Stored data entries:
—————
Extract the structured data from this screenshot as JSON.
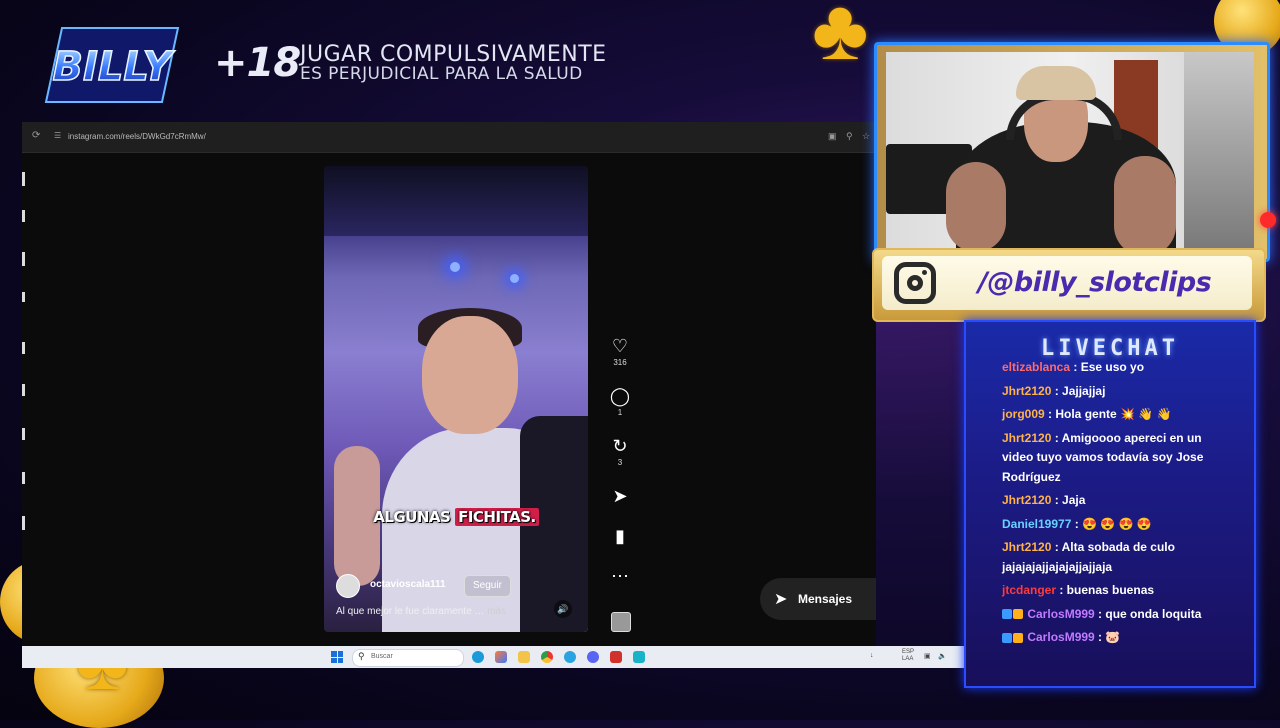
{
  "overlay": {
    "logo_text": "BILLY",
    "age_warning": "+18",
    "warning_line1": "JUGAR COMPULSIVAMENTE",
    "warning_line2": "ES PERJUDICIAL PARA LA SALUD",
    "instagram_handle": "/@billy_slotclips",
    "chip_text": "BILLY"
  },
  "browser": {
    "url": "instagram.com/reels/DWkGd7cRmMw/"
  },
  "reel": {
    "caption_part1": "ALGUNAS",
    "caption_part2": "FICHITAS.",
    "username": "octavioscala111",
    "follow_label": "Seguir",
    "description": "Al que mejor le fue claramente …",
    "more_label": "más",
    "likes": "316",
    "comments": "1",
    "reposts": "3"
  },
  "messages_label": "Mensajes",
  "taskbar": {
    "search_placeholder": "Buscar",
    "lang_top": "ESP",
    "lang_bottom": "LAA"
  },
  "chat": {
    "title": "LIVECHAT",
    "messages": [
      {
        "user": "eltizablanca",
        "text": ": Ese uso yo",
        "color": "#ff6a6a"
      },
      {
        "user": "Jhrt2120",
        "text": ": Jajjajjaj",
        "color": "#ffb24a"
      },
      {
        "user": "jorg009",
        "text": ": Hola gente 💥 👋 👋",
        "color": "#ffb24a"
      },
      {
        "user": "Jhrt2120",
        "text": ": Amigoooo apereci en un video tuyo vamos todavía soy Jose Rodríguez",
        "color": "#ffb24a"
      },
      {
        "user": "Jhrt2120",
        "text": ": Jaja",
        "color": "#ffb24a"
      },
      {
        "user": "Daniel19977",
        "text": ": 😍 😍 😍 😍",
        "color": "#6ad0ff"
      },
      {
        "user": "Jhrt2120",
        "text": ": Alta sobada de culo jajajajajjajajajjajjaja",
        "color": "#ffb24a"
      },
      {
        "user": "jtcdanger",
        "text": ": buenas buenas",
        "color": "#ff3a3a"
      },
      {
        "user": "CarlosM999",
        "text": ": que onda loquita",
        "color": "#c07aff"
      },
      {
        "user": "CarlosM999",
        "text": ": 🐷",
        "color": "#c07aff"
      }
    ]
  },
  "colors": {
    "accent_blue": "#2a8cff",
    "insta_handle": "#4a2bb0",
    "caption_highlight": "#d21f4a",
    "gold": "#f2b61a"
  }
}
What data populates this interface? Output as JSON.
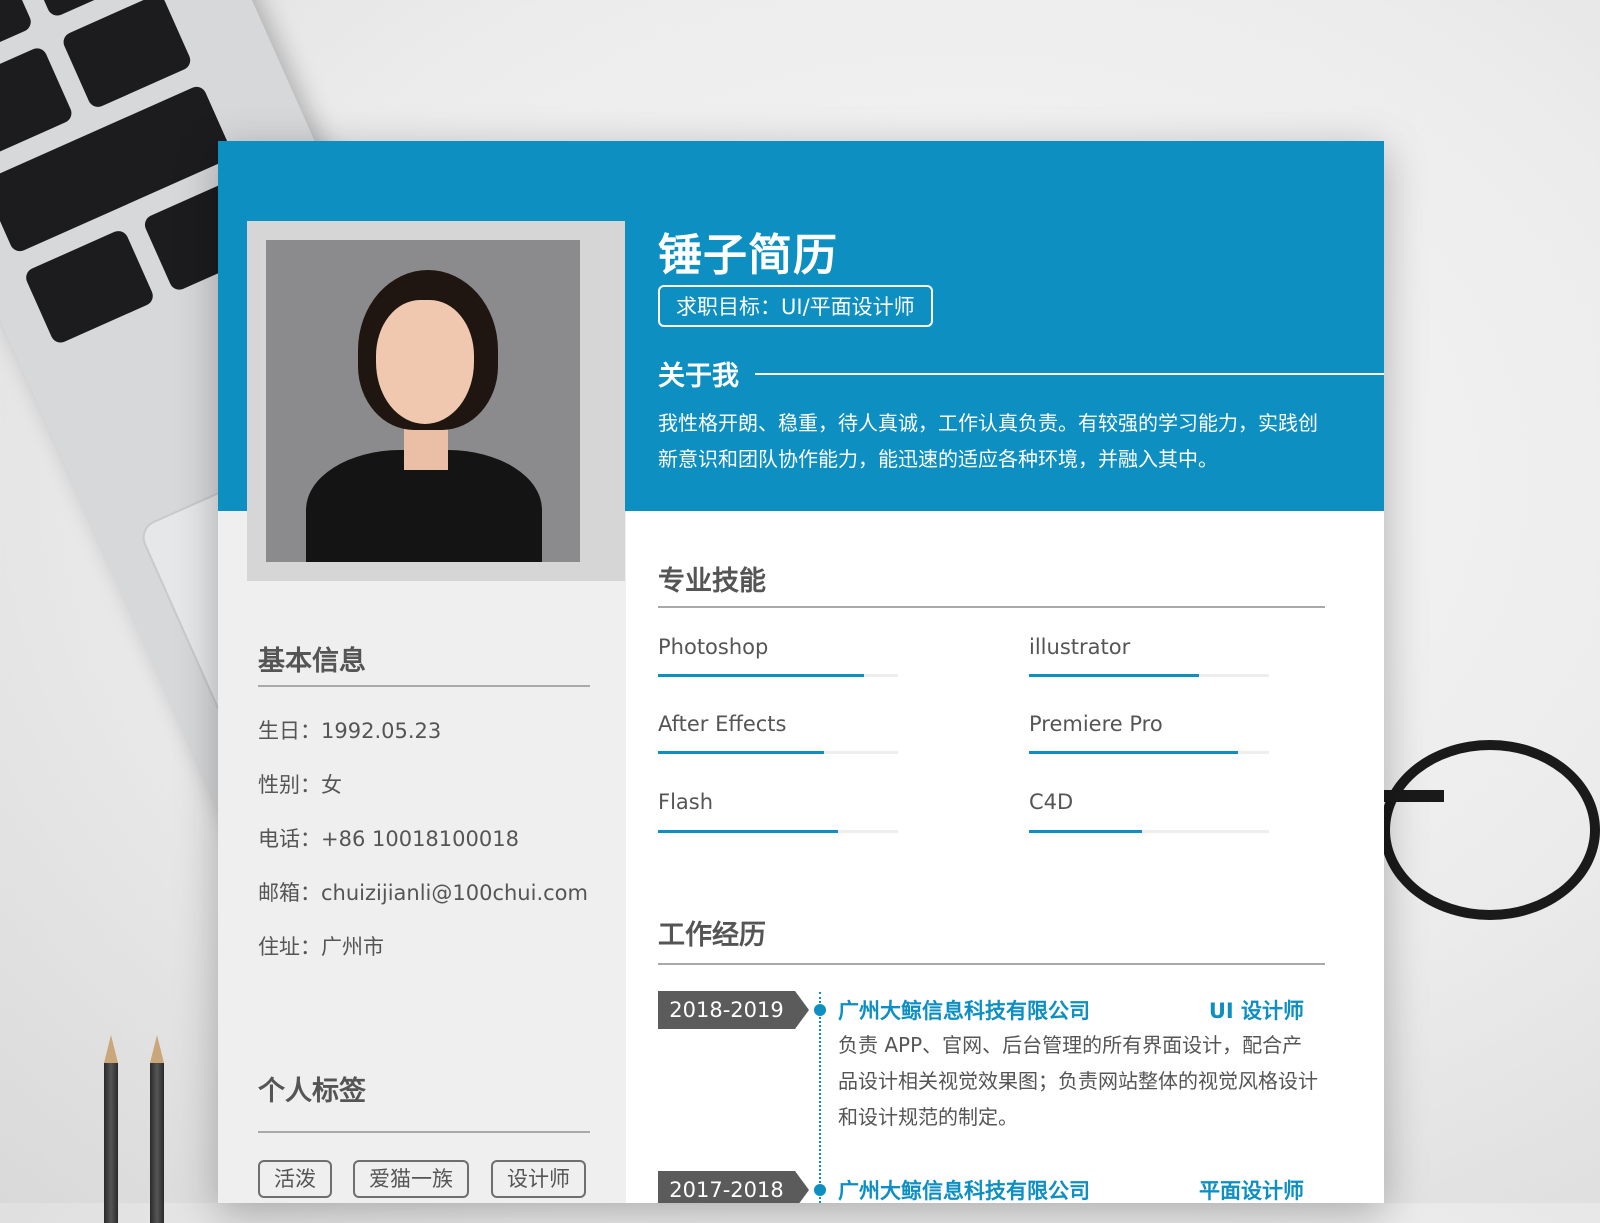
{
  "header": {
    "name": "锤子简历",
    "objective": "求职目标：UI/平面设计师"
  },
  "about": {
    "title": "关于我",
    "text": "我性格开朗、稳重，待人真诚，工作认真负责。有较强的学习能力，实践创新意识和团队协作能力，能迅速的适应各种环境，并融入其中。"
  },
  "basic_info": {
    "title": "基本信息",
    "rows": [
      "生日：1992.05.23",
      "性别：女",
      "电话：+86 10018100018",
      "邮箱：chuizijianli@100chui.com",
      "住址：广州市"
    ]
  },
  "tags": {
    "title": "个人标签",
    "items": [
      "活泼",
      "爱猫一族",
      "设计师"
    ]
  },
  "skills": {
    "title": "专业技能",
    "items": [
      {
        "name": "Photoshop",
        "level": 0.86
      },
      {
        "name": "illustrator",
        "level": 0.71
      },
      {
        "name": "After Effects",
        "level": 0.69
      },
      {
        "name": "Premiere Pro",
        "level": 0.87
      },
      {
        "name": "Flash",
        "level": 0.75
      },
      {
        "name": "C4D",
        "level": 0.47
      }
    ]
  },
  "work": {
    "title": "工作经历",
    "items": [
      {
        "years": "2018-2019",
        "company": "广州大鲸信息科技有限公司",
        "role": "UI 设计师",
        "desc": "负责 APP、官网、后台管理的所有界面设计，配合产品设计相关视觉效果图；负责网站整体的视觉风格设计和设计规范的制定。"
      },
      {
        "years": "2017-2018",
        "company": "广州大鲸信息科技有限公司",
        "role": "平面设计师"
      }
    ]
  }
}
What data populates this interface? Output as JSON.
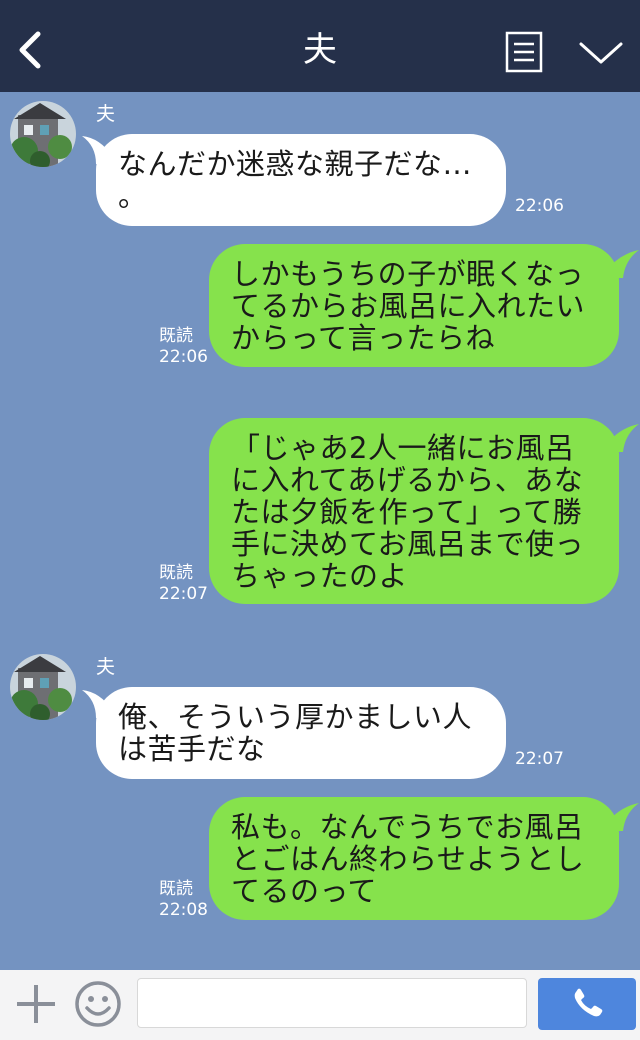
{
  "header": {
    "title": "夫"
  },
  "messages": [
    {
      "direction": "in",
      "sender": "夫",
      "text": "なんだか迷惑な親子だな…\n。",
      "time": "22:06"
    },
    {
      "direction": "out",
      "status": "既読",
      "text": "しかもうちの子が眠くなっ\nてるからお風呂に入れたい\nからって言ったらね",
      "time": "22:06"
    },
    {
      "direction": "out",
      "status": "既読",
      "text": "「じゃあ2人一緒にお風呂\nに入れてあげるから、あな\nたは夕飯を作って」って勝\n手に決めてお風呂まで使っ\nちゃったのよ",
      "time": "22:07"
    },
    {
      "direction": "in",
      "sender": "夫",
      "text": "俺、そういう厚かましい人\nは苦手だな",
      "time": "22:07"
    },
    {
      "direction": "out",
      "status": "既読",
      "text": "私も。なんでうちでお風呂\nとごはん終わらせようとし\nてるのって",
      "time": "22:08"
    }
  ],
  "composer": {
    "input_value": "",
    "placeholder": ""
  },
  "colors": {
    "header_bg": "#25304a",
    "chat_bg": "#7493c1",
    "outgoing_bubble": "#86e24c",
    "incoming_bubble": "#ffffff",
    "call_button": "#4e86dd"
  },
  "icons": [
    "back-arrow-icon",
    "menu-list-icon",
    "chevron-down-icon",
    "plus-icon",
    "emoji-icon",
    "phone-icon"
  ]
}
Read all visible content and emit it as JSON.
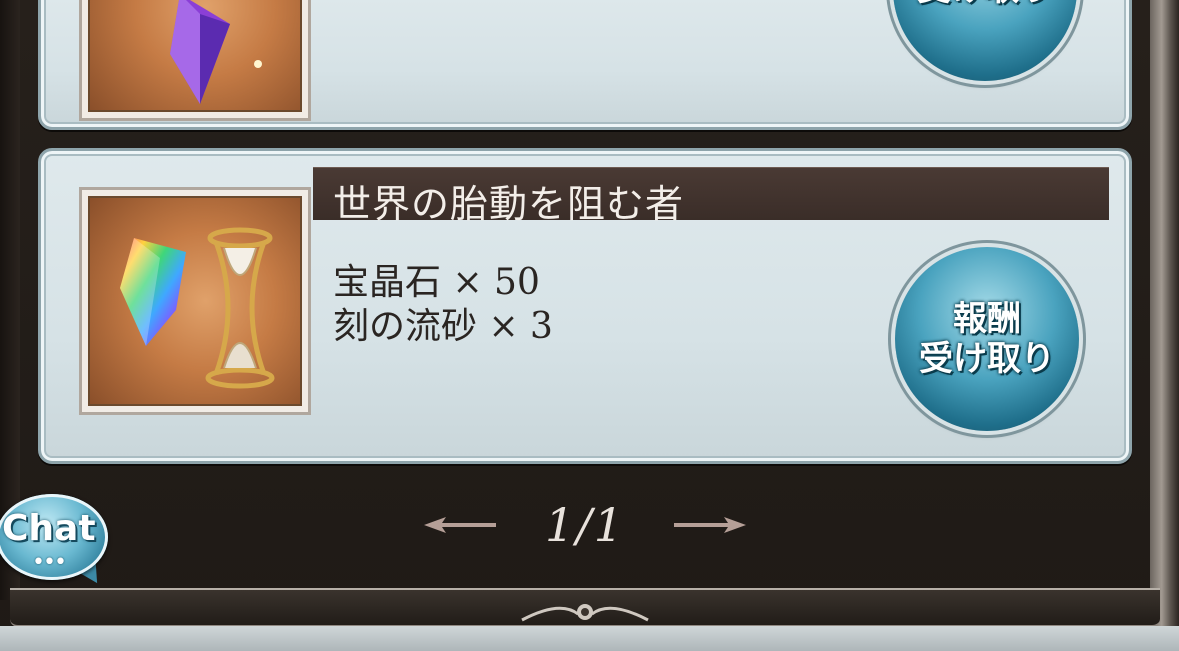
{
  "rewards": [
    {
      "title": "",
      "items": [],
      "button": {
        "line1": "",
        "line2": "受け取り"
      }
    },
    {
      "title": "世界の胎動を阻む者",
      "items": [
        "宝晶石 × 50",
        "刻の流砂 × 3"
      ],
      "button": {
        "line1": "報酬",
        "line2": "受け取り"
      }
    }
  ],
  "pagination": {
    "label": "1/1"
  },
  "chat": {
    "label": "Chat",
    "dots": "•••"
  },
  "colors": {
    "accent": "#4aa3bf",
    "title_band": "#3a2d28",
    "card_bg": "#d6e2e6"
  },
  "icons": [
    "crystal-icon",
    "hourglass-icon",
    "chevron-left-icon",
    "chevron-right-icon",
    "chat-bubble-icon"
  ]
}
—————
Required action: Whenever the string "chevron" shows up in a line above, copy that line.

Output for this exercise:
    "chevron-down-icon",
    "chevron-left-icon",
    "chevron-right-icon",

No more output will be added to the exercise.